UN committee directive urging Canada to stop pipeline construction reflects ignorance of Canadian law and consultation processes.

The UN’s Committee on the Elimination of Racial Discrimination has urged Canada to stop work on three major resource projects – including the Trans Mountain pipeline expansion, the Coastal GasLink pipeline and the Site C dam – until it obtains approval from affected First Nations.

Both the Canadian Association of Petroleum Producers (CAPP) and the Alberta government have responded, noting that the committee is ignoring the fact that Canada has a robust consultation process and that the majority of First Nations groups affected have supported projects such as Trans Mountain Expansion pipeline and the Coastal GasLink natural gas pipeline.

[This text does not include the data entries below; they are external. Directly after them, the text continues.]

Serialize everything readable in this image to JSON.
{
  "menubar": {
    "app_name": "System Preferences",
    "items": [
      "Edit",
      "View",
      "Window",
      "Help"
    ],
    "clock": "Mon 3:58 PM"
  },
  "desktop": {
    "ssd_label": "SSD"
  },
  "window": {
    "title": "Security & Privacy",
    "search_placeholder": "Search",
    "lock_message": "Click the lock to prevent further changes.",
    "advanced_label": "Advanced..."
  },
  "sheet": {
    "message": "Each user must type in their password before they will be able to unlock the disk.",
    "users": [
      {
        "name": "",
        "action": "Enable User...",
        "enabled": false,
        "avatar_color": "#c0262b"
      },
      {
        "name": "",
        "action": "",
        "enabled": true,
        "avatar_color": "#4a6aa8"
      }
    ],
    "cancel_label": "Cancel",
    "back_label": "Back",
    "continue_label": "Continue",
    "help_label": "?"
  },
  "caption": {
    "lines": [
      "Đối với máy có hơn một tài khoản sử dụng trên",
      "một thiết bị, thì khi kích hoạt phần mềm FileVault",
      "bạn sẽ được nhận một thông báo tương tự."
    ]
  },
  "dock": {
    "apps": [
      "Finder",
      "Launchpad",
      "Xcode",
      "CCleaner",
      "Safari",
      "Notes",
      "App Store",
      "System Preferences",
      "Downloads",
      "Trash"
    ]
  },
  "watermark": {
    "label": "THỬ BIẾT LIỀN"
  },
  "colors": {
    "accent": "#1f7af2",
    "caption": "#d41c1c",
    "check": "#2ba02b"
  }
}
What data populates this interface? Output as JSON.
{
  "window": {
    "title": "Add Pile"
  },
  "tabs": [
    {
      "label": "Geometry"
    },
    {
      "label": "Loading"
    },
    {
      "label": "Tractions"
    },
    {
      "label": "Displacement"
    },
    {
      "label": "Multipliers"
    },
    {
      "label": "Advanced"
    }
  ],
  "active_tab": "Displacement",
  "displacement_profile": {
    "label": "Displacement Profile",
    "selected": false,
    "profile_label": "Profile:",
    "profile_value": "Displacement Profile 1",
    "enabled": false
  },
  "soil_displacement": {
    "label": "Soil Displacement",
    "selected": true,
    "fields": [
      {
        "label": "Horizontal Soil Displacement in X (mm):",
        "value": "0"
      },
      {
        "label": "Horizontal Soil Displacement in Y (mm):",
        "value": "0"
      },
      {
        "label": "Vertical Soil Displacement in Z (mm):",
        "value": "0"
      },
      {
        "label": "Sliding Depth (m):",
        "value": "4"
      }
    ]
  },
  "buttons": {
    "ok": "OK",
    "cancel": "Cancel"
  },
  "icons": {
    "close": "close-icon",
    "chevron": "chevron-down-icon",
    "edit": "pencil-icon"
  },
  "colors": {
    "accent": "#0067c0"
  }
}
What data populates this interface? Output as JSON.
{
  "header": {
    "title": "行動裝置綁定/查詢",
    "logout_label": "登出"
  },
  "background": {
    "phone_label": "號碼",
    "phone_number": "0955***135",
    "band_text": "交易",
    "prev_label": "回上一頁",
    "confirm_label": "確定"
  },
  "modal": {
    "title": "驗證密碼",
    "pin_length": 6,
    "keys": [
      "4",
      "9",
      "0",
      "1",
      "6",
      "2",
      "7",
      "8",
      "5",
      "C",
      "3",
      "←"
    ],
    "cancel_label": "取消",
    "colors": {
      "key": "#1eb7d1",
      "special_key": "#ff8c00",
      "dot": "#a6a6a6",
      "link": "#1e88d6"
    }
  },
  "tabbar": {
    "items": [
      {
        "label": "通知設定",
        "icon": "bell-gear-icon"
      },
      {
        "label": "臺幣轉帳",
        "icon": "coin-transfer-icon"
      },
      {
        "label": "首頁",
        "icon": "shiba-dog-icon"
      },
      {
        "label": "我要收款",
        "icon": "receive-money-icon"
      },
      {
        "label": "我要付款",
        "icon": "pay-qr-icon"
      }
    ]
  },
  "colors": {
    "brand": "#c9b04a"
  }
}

Shannon Joseph, Vice-President of Government Relations issued the following statement on behalf of CAPP:

The statement by the United Nations’ Committee on the Elimination of Racial Discrimination reflects an embarrassing ignorance of Canadian law and consultation processes that have been developed over the past 30 years. Canada has an in-depth consultation process required by law to protect the constitutionally protected rights of Indigenous peoples. 

All three projects in question underwent extensive review and consultation in accordance with these Canadian laws.

The UN Committee has also failed to recognize that a significant number of Indigenous communities along the route of the Trans Mountain expansion pipeline and all 20 Indigenous communities on the Coastal Gaslink route have exercised their sole discretion in signing agreements with the project proponents.

These projects are vital to those communities in exercising their right to develop their resources, and provide jobs and economic opportunities for generations to come.

Minister of Energy Sonya Savage issued the following statement on behalf of the Alberta government:
 
With all the injustice in the world, it’s beyond rich that the unelected, unaccountable United Nations would seemingly single out Canada – one of the greatest champions of human rights, democracy and the rule of law.

We wish that the UN would pay as much attention to the majority of First Nation groups that support important projects such as Trans Mountain and Coastal GasLink.

First Nations leaders increasingly recognize that responsible natural resource development can serve as a path from poverty to prosperity for their people. Yet this UN body seemingly ignores these voices.

Canada’s duly elected representatives – not unaccountable international committees – are responsible for governing decisions in this country.